Work item |
Write out the data word for word and omit every picture.

The data |

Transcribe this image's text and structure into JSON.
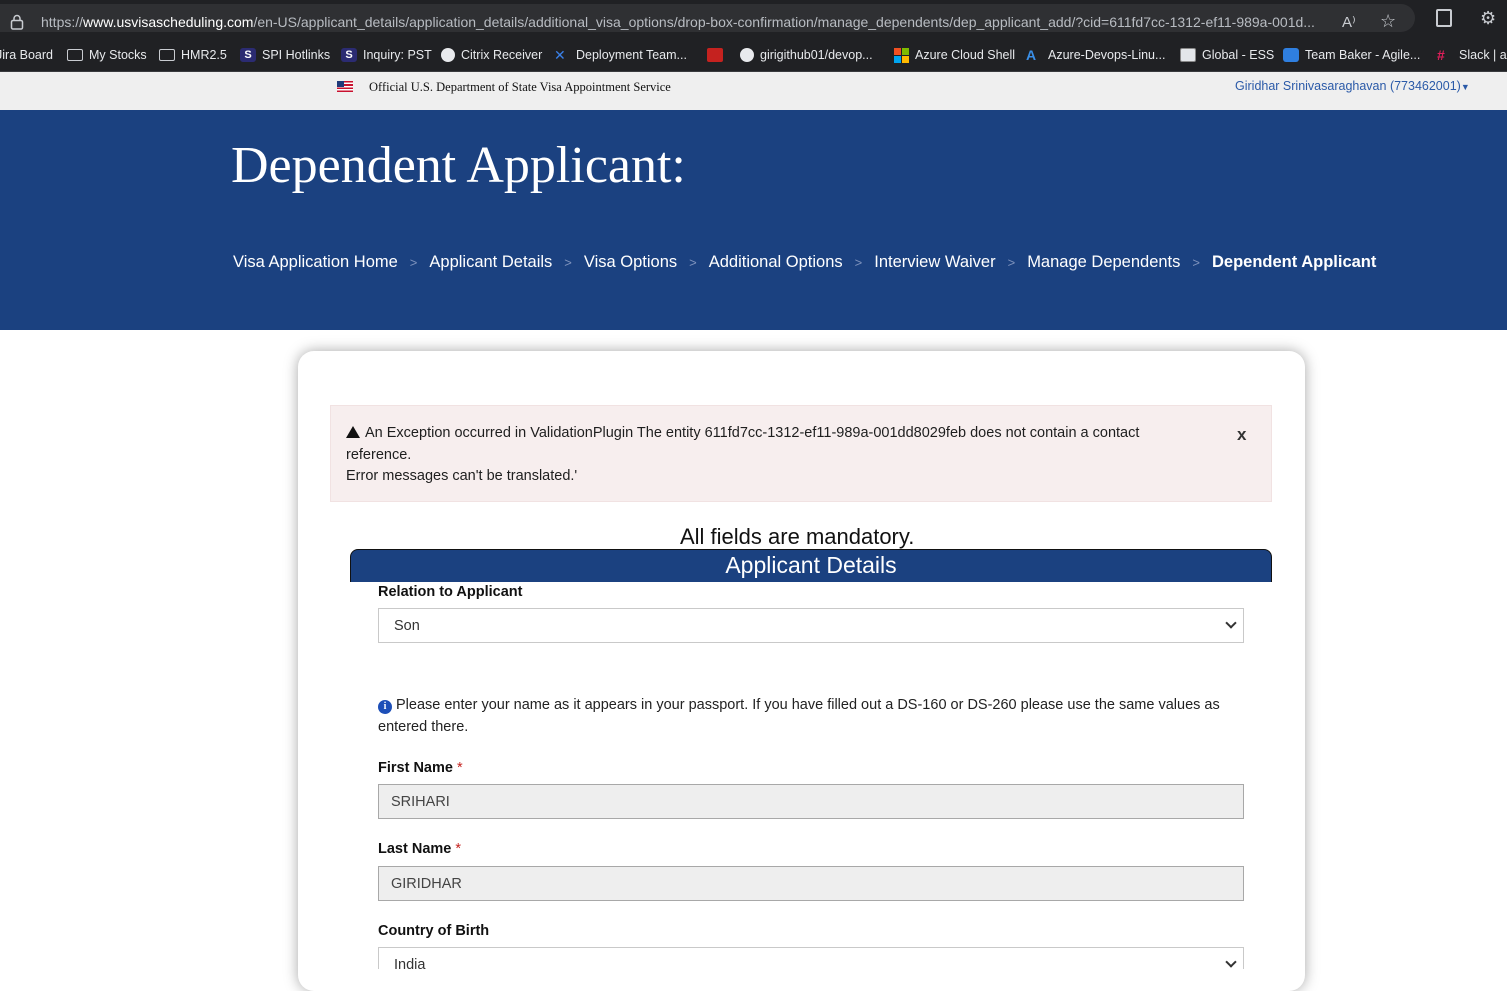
{
  "browser": {
    "url_prefix": "https://",
    "url_domain": "www.usvisascheduling.com",
    "url_path": "/en-US/applicant_details/application_details/additional_visa_options/drop-box-confirmation/manage_dependents/dep_applicant_add/?cid=611fd7cc-1312-ef11-989a-001d...",
    "bookmarks": [
      {
        "label": "Jira Board",
        "icon": "none"
      },
      {
        "label": "My Stocks",
        "icon": "folder-icon"
      },
      {
        "label": "HMR2.5",
        "icon": "folder-icon"
      },
      {
        "label": "SPI Hotlinks",
        "icon": "s-icon"
      },
      {
        "label": "Inquiry: PST",
        "icon": "s-icon"
      },
      {
        "label": "Citrix Receiver",
        "icon": "citrix-icon"
      },
      {
        "label": "Deployment Team...",
        "icon": "deployment-icon"
      },
      {
        "label": "",
        "icon": "pdf-icon"
      },
      {
        "label": "girigithub01/devop...",
        "icon": "github-icon"
      },
      {
        "label": "Azure Cloud Shell",
        "icon": "microsoft-icon"
      },
      {
        "label": "Azure-Devops-Linu...",
        "icon": "azure-icon"
      },
      {
        "label": "Global - ESS",
        "icon": "global-icon"
      },
      {
        "label": "Team Baker - Agile...",
        "icon": "teams-icon"
      },
      {
        "label": "Slack | ale",
        "icon": "slack-icon"
      }
    ]
  },
  "site": {
    "official_text": "Official U.S. Department of State Visa Appointment Service",
    "user_name": "Giridhar Srinivasaraghavan (773462001)"
  },
  "header": {
    "title": "Dependent Applicant:",
    "breadcrumbs": [
      "Visa Application Home",
      "Applicant Details",
      "Visa Options",
      "Additional Options",
      "Interview Waiver",
      "Manage Dependents",
      "Dependent Applicant"
    ],
    "separator": ">"
  },
  "alert": {
    "line1": "An Exception occurred in ValidationPlugin The entity 611fd7cc-1312-ef11-989a-001dd8029feb does not contain a contact reference.",
    "line2": "Error messages can't be translated.'",
    "close_label": "x"
  },
  "form": {
    "mandatory_note": "All fields are mandatory.",
    "section_title": "Applicant Details",
    "relation_label": "Relation to Applicant",
    "relation_value": "Son",
    "info_text": "Please enter your name as it appears in your passport. If you have filled out a DS-160 or DS-260 please use the same values as entered there.",
    "first_name_label": "First Name",
    "first_name_value": "SRIHARI",
    "last_name_label": "Last Name",
    "last_name_value": "GIRIDHAR",
    "country_label": "Country of Birth",
    "country_value": "India",
    "required_mark": "*"
  },
  "colors": {
    "header_blue": "#1b4180",
    "alert_bg": "#f7eeee",
    "required_red": "#c5221f"
  }
}
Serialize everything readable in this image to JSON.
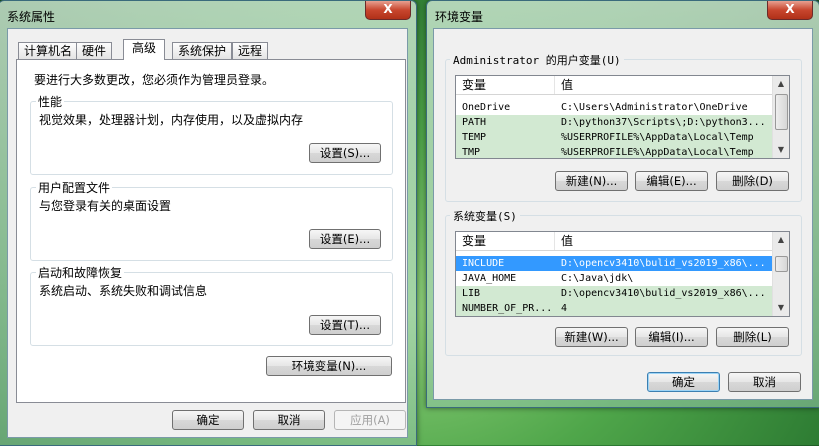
{
  "left_window": {
    "title": "系统属性",
    "close_label": "X",
    "tabs": [
      "计算机名",
      "硬件",
      "高级",
      "系统保护",
      "远程"
    ],
    "notice": "要进行大多数更改，您必须作为管理员登录。",
    "groups": [
      {
        "title": "性能",
        "desc": "视觉效果，处理器计划，内存使用，以及虚拟内存",
        "button": "设置(S)..."
      },
      {
        "title": "用户配置文件",
        "desc": "与您登录有关的桌面设置",
        "button": "设置(E)..."
      },
      {
        "title": "启动和故障恢复",
        "desc": "系统启动、系统失败和调试信息",
        "button": "设置(T)..."
      }
    ],
    "env_button": "环境变量(N)...",
    "ok": "确定",
    "cancel": "取消",
    "apply": "应用(A)"
  },
  "right_window": {
    "title": "环境变量",
    "close_label": "X",
    "user_section": {
      "legend": "Administrator 的用户变量(U)",
      "col_var": "变量",
      "col_val": "值",
      "rows": [
        {
          "name": "OneDrive",
          "value": "C:\\Users\\Administrator\\OneDrive"
        },
        {
          "name": "PATH",
          "value": "D:\\python37\\Scripts\\;D:\\python3..."
        },
        {
          "name": "TEMP",
          "value": "%USERPROFILE%\\AppData\\Local\\Temp"
        },
        {
          "name": "TMP",
          "value": "%USERPROFILE%\\AppData\\Local\\Temp"
        }
      ],
      "new": "新建(N)...",
      "edit": "编辑(E)...",
      "delete": "删除(D)"
    },
    "system_section": {
      "legend": "系统变量(S)",
      "col_var": "变量",
      "col_val": "值",
      "rows": [
        {
          "name": "INCLUDE",
          "value": "D:\\opencv3410\\bulid_vs2019_x86\\..."
        },
        {
          "name": "JAVA_HOME",
          "value": "C:\\Java\\jdk\\"
        },
        {
          "name": "LIB",
          "value": "D:\\opencv3410\\bulid_vs2019_x86\\..."
        },
        {
          "name": "NUMBER_OF_PR...",
          "value": "4"
        }
      ],
      "new": "新建(W)...",
      "edit": "编辑(I)...",
      "delete": "删除(L)"
    },
    "ok": "确定",
    "cancel": "取消"
  }
}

Written response |
Transcribe this image's text and structure into JSON.
{
  "browser": {
    "url_prefix": "https://",
    "url_domain": "www.usvisascheduling.com",
    "url_path": "/en-US/applicant_details/application_details/additional_visa_options/drop-box-confirmation/manage_dependents/dep_applicant_add/?cid=611fd7cc-1312-ef11-989a-001d...",
    "bookmarks": [
      {
        "label": "Jira Board",
        "icon": "none"
      },
      {
        "label": "My Stocks",
        "icon": "folder-icon"
      },
      {
        "label": "HMR2.5",
        "icon": "folder-icon"
      },
      {
        "label": "SPI Hotlinks",
        "icon": "s-icon"
      },
      {
        "label": "Inquiry: PST",
        "icon": "s-icon"
      },
      {
        "label": "Citrix Receiver",
        "icon": "citrix-icon"
      },
      {
        "label": "Deployment Team...",
        "icon": "deployment-icon"
      },
      {
        "label": "",
        "icon": "pdf-icon"
      },
      {
        "label": "girigithub01/devop...",
        "icon": "github-icon"
      },
      {
        "label": "Azure Cloud Shell",
        "icon": "microsoft-icon"
      },
      {
        "label": "Azure-Devops-Linu...",
        "icon": "azure-icon"
      },
      {
        "label": "Global - ESS",
        "icon": "global-icon"
      },
      {
        "label": "Team Baker - Agile...",
        "icon": "teams-icon"
      },
      {
        "label": "Slack | ale",
        "icon": "slack-icon"
      }
    ]
  },
  "site": {
    "official_text": "Official U.S. Department of State Visa Appointment Service",
    "user_name": "Giridhar Srinivasaraghavan (773462001)"
  },
  "header": {
    "title": "Dependent Applicant:",
    "breadcrumbs": [
      "Visa Application Home",
      "Applicant Details",
      "Visa Options",
      "Additional Options",
      "Interview Waiver",
      "Manage Dependents",
      "Dependent Applicant"
    ],
    "separator": ">"
  },
  "alert": {
    "line1": "An Exception occurred in ValidationPlugin The entity 611fd7cc-1312-ef11-989a-001dd8029feb does not contain a contact reference.",
    "line2": "Error messages can't be translated.'",
    "close_label": "x"
  },
  "form": {
    "mandatory_note": "All fields are mandatory.",
    "section_title": "Applicant Details",
    "relation_label": "Relation to Applicant",
    "relation_value": "Son",
    "info_text": "Please enter your name as it appears in your passport. If you have filled out a DS-160 or DS-260 please use the same values as entered there.",
    "first_name_label": "First Name",
    "first_name_value": "SRIHARI",
    "last_name_label": "Last Name",
    "last_name_value": "GIRIDHAR",
    "country_label": "Country of Birth",
    "country_value": "India",
    "required_mark": "*"
  },
  "colors": {
    "header_blue": "#1b4180",
    "alert_bg": "#f7eeee",
    "required_red": "#c5221f"
  }
}
Serialize everything readable in this image to JSON.
{
  "left_window": {
    "title": "系统属性",
    "close_label": "X",
    "tabs": [
      "计算机名",
      "硬件",
      "高级",
      "系统保护",
      "远程"
    ],
    "notice": "要进行大多数更改，您必须作为管理员登录。",
    "groups": [
      {
        "title": "性能",
        "desc": "视觉效果，处理器计划，内存使用，以及虚拟内存",
        "button": "设置(S)..."
      },
      {
        "title": "用户配置文件",
        "desc": "与您登录有关的桌面设置",
        "button": "设置(E)..."
      },
      {
        "title": "启动和故障恢复",
        "desc": "系统启动、系统失败和调试信息",
        "button": "设置(T)..."
      }
    ],
    "env_button": "环境变量(N)...",
    "ok": "确定",
    "cancel": "取消",
    "apply": "应用(A)"
  },
  "right_window": {
    "title": "环境变量",
    "close_label": "X",
    "user_section": {
      "legend": "Administrator 的用户变量(U)",
      "col_var": "变量",
      "col_val": "值",
      "rows": [
        {
          "name": "OneDrive",
          "value": "C:\\Users\\Administrator\\OneDrive"
        },
        {
          "name": "PATH",
          "value": "D:\\python37\\Scripts\\;D:\\python3..."
        },
        {
          "name": "TEMP",
          "value": "%USERPROFILE%\\AppData\\Local\\Temp"
        },
        {
          "name": "TMP",
          "value": "%USERPROFILE%\\AppData\\Local\\Temp"
        }
      ],
      "new": "新建(N)...",
      "edit": "编辑(E)...",
      "delete": "删除(D)"
    },
    "system_section": {
      "legend": "系统变量(S)",
      "col_var": "变量",
      "col_val": "值",
      "rows": [
        {
          "name": "INCLUDE",
          "value": "D:\\opencv3410\\bulid_vs2019_x86\\..."
        },
        {
          "name": "JAVA_HOME",
          "value": "C:\\Java\\jdk\\"
        },
        {
          "name": "LIB",
          "value": "D:\\opencv3410\\bulid_vs2019_x86\\..."
        },
        {
          "name": "NUMBER_OF_PR...",
          "value": "4"
        }
      ],
      "new": "新建(W)...",
      "edit": "编辑(I)...",
      "delete": "删除(L)"
    },
    "ok": "确定",
    "cancel": "取消"
  }
}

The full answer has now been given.